Just back from three nights in the jungle. After a long drive from Otavalo we stayed a night in a hostel in Tena with views of the Napa River. The next afternoon we took a boat to the Arajuno Jungle Lodge on the river of the same name. It was an awesome place, we stayed in little cabins, everything was solar powered, the dining room was open and looking out over the river, and a cheeky monkey would steal your food when you weren't looking. The monkey was a pet of the owner. Her name is Mona, she's a woolly monkey, an endangered species, three years old and always after attention, though she'd prefer it to be from guys. Cute but naughty. The food was amazing. We got three full meals a day, cooked breakfast with fresh fruit, lunch with dessert, and a three course dinner, soup, main and dessert again. Vegetarian was not a problem, most of the meals were anyway, and when there was meat they just replaced it with something yummy. On our first morning we split into two groups. My group went to Amazoonica which is a wildlife refuge programme which takes a lot of wild animals abandoned as pets or found in strange places. When they can they release them back to the wild. They had lots of birds and monkeys and a lovely ocelot who came right up to the fence and seemed to want cuddles that we weren't allowed to give. The afternoon was free time and it was so hot and sticky it was hard to move anyway. In the river was the best place to be. Day two we swapped with the other group and spent the morning on a hike in the jungle learning about some of the local plants and wildlife. In the afternoon we were taken up stream and floated back on inner tubes, nice and relaxing. This morning we came out of the jungle and drove to Rio Verde, not far from Banos. Tonight will be our first night camping on the trip.
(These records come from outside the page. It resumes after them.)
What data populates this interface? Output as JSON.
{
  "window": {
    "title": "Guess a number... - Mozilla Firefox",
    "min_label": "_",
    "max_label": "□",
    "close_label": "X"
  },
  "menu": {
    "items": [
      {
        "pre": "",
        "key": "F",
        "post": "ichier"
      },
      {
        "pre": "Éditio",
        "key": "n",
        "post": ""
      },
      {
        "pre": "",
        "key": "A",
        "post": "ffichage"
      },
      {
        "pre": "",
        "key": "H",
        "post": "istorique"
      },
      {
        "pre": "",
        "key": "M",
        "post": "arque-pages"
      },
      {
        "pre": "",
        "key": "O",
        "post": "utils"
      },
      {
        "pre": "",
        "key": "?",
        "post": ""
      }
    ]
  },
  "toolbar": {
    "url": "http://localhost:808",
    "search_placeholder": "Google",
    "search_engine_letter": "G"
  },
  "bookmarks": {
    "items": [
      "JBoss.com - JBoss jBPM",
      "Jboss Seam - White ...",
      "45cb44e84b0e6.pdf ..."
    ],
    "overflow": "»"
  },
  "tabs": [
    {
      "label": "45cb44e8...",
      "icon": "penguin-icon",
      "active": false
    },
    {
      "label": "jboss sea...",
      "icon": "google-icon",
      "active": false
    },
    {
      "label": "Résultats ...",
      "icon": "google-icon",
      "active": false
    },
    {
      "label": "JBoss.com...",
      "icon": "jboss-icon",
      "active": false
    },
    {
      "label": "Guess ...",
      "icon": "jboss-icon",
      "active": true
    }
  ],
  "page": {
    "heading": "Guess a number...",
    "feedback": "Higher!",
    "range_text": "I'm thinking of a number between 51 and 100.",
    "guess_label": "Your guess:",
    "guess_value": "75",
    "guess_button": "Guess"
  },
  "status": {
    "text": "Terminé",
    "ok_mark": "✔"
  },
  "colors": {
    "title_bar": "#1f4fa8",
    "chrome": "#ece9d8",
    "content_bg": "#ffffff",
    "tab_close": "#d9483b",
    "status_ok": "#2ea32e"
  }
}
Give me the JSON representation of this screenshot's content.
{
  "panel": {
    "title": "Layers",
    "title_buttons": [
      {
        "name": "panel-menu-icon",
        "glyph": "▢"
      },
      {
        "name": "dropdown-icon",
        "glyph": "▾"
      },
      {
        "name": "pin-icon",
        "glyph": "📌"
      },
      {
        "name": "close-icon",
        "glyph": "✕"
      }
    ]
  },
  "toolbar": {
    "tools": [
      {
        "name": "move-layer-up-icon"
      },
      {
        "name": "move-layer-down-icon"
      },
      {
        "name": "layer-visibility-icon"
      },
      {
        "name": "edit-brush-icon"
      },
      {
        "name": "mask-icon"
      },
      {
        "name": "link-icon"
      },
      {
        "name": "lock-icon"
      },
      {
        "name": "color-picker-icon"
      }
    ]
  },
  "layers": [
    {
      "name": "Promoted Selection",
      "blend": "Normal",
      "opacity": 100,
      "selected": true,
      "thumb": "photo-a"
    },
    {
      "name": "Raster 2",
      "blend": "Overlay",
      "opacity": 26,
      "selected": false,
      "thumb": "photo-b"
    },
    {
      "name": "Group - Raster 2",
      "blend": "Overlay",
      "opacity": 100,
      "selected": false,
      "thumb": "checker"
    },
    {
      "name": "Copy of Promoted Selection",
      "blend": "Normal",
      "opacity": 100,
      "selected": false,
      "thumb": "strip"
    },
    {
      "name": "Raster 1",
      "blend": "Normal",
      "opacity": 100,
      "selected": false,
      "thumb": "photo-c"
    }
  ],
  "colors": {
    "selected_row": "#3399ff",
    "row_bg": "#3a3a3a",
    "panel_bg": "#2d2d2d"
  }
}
There is a website for the jungle lodge, www.arajuno.com
Rio Verde was a good place to relax. There were extreme sports available but not really my thing so I spent the time chilling out and doing walks.Close to the campsite was a walk to a waterfall apparently ranked in the top ten in the world, not sure how they judge it, Pailon del Diablo. After a long walk down hill there were balconies to view it from and you could crawl through a sort of tunnely thing and get in behind the waterfall. For a more distant view there was a swing bridge which you were only allowed five people on at a time. Then came the walk back up. I don't know how I'm gonna survive the Inca Trails! On the walk back to the campsite we came across a rather big snake lying across half the road. Didn't really know what to do so we took pictures... It didn't do anything threatening but was still quite scary to come across such a big snake with no barriers and no idea if it was poisonous or not. While we were looking at it a local guy came along, and a car behind him. We pointed out the snake and he spoke to the people in the car, we thought telling them to go around it but no, they drove right over it's head. The poor thing disappeared into the bushes probably to die. Not nice.
Next day was a trip into Banos for a bit of a look around the town. Not much to see really. After dinner a big group of us went in to the hot springs which Banos is named for. It was quite crowded but we had a good time and were all relaxed and ready for bed afterward.
Ready for a big drive the next day. Leaving at 7am and made our way down along the Andes toward Peru. We arrived at 6.30pm at a quarry not far from the border where we free camped for the night. This morning we crossed into Peru and have come to the seaside resort of Punta Sal where we are camping on the beach for a few days. The beach is lovely, we've already seen whales jumping on the horizon!